To specify input data, we use a single string literal in a special format, which can describe a set of rust files. See the Fixture type.

Architecture Invariant: all code invariants are tested by #[test] tests. There's no additional checks in CI, formatting and tidy tests are run with cargo test.

Architecture Invariant: tests do not depend on any kind of external resources, they are perfectly reproducible.

Error Handling

Architecture Invariant: core parts of rust-analyzer (ide/hir) don't interact with the outside world and thus can't fail. Only parts touching LSP are allowed to do IO.

Internals of rust-analyzer need to deal with broken code, but this is not an error condition. rust-analyzer is robust: various analysis compute (T, Vec<Error>) rather than Result<T, Error>.

rust-analyzer is a complex long-running process. It will always have bugs and panics. But a panic in an isolated feature should not bring down the whole process. Each LSP-request is protected by a catch_unwind. We use always and never macros instead of assert to gracefully recover from impossible conditions.


rust-analyzer is a long-running process, so its important to understand what's going on inside. We have several instruments for that.

The event loop that runs rust-analyzer is very explicit. Rather than spawning futures or scheduling callbacks (open), the event loop accepts an enum of possible events (closed). It's easy to see all the things that trigger rust-analyzer processing, together with their performance

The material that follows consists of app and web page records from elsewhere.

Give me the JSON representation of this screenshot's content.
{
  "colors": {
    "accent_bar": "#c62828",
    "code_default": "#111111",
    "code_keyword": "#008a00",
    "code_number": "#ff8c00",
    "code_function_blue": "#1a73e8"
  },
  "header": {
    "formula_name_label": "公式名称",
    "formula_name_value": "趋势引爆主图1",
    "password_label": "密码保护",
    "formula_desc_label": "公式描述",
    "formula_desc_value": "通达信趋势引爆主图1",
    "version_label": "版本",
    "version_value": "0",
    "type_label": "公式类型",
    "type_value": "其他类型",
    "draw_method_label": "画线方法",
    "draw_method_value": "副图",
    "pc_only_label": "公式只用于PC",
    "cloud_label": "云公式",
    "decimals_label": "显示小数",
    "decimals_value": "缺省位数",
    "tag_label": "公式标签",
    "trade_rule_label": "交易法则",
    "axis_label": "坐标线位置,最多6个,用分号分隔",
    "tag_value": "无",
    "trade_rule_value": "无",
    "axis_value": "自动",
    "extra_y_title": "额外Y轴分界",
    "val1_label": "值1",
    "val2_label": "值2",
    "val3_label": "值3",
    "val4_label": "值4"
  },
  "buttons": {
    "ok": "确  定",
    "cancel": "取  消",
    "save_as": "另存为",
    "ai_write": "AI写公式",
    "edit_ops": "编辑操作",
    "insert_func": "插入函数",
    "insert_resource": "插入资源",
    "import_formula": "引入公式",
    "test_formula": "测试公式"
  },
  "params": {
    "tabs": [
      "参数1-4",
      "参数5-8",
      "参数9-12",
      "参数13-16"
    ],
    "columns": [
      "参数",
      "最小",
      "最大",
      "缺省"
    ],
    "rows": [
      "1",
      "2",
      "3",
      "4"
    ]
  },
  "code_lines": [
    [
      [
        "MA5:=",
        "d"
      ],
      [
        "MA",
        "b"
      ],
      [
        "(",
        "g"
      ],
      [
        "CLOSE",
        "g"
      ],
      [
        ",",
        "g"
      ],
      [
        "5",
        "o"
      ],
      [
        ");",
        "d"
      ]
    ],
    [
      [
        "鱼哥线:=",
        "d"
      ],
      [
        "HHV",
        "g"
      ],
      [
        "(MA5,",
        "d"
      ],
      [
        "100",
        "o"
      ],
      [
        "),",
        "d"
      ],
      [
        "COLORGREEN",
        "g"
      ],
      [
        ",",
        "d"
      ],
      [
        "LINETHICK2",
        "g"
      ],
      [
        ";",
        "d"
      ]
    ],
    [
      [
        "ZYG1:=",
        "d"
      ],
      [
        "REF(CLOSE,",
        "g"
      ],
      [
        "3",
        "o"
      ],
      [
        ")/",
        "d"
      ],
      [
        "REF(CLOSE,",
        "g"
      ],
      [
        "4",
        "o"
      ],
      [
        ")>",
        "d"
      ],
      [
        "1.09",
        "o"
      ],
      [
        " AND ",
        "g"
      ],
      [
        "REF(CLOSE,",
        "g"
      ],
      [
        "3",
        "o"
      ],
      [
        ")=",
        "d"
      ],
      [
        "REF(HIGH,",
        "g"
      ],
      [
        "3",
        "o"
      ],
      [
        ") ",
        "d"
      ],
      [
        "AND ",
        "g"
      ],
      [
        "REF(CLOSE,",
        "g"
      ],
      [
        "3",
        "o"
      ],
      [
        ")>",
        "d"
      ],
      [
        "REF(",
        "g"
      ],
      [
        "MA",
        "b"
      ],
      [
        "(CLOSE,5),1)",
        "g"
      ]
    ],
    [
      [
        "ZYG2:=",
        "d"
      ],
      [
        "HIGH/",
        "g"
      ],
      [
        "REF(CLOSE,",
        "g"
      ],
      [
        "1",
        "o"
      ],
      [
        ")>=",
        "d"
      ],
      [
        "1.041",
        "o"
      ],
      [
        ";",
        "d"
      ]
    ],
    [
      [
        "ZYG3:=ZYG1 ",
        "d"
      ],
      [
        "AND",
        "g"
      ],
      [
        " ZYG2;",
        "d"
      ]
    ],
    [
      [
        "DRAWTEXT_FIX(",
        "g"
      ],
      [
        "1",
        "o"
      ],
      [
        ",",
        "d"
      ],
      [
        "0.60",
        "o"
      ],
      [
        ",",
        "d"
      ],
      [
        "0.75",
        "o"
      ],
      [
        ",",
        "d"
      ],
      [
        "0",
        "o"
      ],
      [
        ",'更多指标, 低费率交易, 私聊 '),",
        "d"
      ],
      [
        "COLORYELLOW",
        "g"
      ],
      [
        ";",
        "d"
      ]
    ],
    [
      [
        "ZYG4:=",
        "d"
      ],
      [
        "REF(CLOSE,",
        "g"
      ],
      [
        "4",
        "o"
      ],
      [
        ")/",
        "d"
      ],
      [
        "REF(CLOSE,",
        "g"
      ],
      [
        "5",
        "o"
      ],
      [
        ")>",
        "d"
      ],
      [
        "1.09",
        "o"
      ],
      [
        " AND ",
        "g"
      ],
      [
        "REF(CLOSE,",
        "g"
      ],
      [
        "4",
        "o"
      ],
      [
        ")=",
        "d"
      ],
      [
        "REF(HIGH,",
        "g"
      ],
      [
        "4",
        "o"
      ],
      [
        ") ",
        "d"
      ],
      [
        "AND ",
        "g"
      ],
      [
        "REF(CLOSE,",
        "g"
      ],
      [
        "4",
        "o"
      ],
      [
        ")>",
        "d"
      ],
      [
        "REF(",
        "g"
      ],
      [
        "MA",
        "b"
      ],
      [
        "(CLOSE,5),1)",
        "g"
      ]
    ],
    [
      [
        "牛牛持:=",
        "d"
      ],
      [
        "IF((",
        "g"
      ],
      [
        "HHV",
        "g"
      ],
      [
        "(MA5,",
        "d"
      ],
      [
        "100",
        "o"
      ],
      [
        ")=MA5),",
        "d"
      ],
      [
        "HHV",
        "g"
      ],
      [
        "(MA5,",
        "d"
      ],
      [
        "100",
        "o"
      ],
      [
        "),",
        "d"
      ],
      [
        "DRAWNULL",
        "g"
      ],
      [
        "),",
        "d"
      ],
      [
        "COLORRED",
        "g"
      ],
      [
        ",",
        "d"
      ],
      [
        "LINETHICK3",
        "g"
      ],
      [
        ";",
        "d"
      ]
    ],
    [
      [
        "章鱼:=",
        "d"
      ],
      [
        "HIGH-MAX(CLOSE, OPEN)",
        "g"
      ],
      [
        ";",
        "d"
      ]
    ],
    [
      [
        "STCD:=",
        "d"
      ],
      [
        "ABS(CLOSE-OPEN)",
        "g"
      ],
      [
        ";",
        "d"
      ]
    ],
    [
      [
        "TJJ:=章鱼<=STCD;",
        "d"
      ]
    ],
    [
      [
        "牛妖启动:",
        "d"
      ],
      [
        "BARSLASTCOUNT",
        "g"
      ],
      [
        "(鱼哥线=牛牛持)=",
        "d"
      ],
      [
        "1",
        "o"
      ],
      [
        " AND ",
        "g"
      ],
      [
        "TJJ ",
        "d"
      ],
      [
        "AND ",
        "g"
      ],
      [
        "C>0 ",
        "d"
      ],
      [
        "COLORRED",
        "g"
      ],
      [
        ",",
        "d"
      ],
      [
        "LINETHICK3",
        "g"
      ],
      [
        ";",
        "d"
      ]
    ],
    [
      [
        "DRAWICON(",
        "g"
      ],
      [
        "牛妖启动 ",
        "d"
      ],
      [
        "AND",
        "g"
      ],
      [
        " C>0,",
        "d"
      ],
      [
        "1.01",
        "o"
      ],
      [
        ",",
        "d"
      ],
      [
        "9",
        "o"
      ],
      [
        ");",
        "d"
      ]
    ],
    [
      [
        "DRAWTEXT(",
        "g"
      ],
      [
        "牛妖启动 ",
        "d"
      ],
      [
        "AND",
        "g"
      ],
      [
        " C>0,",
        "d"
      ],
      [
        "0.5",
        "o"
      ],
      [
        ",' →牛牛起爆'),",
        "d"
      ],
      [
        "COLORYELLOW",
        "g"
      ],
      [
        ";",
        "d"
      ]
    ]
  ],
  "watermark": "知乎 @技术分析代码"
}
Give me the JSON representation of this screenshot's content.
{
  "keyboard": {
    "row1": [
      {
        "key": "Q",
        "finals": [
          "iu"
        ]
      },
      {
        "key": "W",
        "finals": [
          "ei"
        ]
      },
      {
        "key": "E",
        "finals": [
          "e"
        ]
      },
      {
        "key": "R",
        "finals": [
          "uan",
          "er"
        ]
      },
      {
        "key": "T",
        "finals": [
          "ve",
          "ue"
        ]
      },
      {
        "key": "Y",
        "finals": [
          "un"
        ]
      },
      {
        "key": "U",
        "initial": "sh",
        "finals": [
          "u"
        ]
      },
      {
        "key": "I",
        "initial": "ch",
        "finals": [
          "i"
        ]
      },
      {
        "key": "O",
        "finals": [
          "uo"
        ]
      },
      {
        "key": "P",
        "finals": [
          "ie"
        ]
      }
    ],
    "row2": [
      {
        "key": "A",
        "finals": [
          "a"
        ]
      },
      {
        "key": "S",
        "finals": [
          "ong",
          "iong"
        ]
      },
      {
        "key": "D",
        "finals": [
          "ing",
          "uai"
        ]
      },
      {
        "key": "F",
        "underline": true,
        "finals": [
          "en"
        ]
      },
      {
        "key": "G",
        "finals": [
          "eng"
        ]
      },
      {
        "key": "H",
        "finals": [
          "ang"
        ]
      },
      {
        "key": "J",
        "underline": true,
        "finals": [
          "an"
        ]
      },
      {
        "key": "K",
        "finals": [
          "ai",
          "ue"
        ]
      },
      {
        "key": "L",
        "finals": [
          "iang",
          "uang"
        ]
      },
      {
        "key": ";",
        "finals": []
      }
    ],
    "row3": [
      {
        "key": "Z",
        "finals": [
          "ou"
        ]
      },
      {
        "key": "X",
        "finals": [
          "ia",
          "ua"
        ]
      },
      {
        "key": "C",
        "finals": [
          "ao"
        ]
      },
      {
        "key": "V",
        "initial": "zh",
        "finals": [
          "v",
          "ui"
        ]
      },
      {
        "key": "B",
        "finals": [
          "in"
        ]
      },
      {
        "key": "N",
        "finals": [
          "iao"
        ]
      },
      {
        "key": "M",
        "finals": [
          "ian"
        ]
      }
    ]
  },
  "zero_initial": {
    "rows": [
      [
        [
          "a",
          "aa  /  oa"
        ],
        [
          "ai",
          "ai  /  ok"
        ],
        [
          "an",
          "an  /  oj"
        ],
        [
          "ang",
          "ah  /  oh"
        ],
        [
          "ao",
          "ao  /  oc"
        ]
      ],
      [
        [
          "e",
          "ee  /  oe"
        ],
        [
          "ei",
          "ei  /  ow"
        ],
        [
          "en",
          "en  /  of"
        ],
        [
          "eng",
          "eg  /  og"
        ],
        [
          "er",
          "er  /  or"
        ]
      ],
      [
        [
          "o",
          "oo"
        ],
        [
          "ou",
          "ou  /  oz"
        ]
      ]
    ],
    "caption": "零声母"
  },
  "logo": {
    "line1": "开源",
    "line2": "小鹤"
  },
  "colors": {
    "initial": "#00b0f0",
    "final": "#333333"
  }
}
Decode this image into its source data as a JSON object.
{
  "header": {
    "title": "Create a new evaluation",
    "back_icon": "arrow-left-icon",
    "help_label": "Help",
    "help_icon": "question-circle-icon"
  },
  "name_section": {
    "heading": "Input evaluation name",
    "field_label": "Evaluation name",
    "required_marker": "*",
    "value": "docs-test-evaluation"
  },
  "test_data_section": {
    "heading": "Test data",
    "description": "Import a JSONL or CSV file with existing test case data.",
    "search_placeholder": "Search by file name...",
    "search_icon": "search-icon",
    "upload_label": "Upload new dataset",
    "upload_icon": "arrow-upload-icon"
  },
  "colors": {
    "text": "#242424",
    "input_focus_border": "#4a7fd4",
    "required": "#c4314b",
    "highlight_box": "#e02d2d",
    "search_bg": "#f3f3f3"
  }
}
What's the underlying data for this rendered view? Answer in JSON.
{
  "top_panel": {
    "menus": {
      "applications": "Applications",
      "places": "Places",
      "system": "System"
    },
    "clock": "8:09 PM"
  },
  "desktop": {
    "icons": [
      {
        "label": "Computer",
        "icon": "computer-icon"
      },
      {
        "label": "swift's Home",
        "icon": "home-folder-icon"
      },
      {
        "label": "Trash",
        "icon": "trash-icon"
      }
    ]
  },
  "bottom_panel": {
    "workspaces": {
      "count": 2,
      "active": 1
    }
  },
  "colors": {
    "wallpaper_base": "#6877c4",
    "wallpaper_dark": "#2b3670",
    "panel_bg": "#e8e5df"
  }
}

rust-analyzer includes a simple hierarchical profiler (hprof). It is enabled with RA_PROFILE='*>50 env var (log all (*) actions which take more than 50 ms) and produces output like:

85ms - handle_completion
    68ms - import_on_the_fly
        67ms - import_assets::search_for_relative_paths
             0ms - crate_def_map:wait (804 calls)
             0ms - find_path (16 calls)
             2ms - find_similar_imports (1 calls)
             0ms - generic_params_query (334 calls)
            59ms - trait_solve_query (186 calls)
         0ms - Semantics::analyze_impl (1 calls)
         1ms - render_resolution (8 calls)
     0ms - Semantics::analyze_impl (5 calls)

This is cheap enough to enable in production.

Similarly, we save live object counting (RA_COUNT=1). It is not cheap enough to enable in prod, and this is a bug which should be fixed.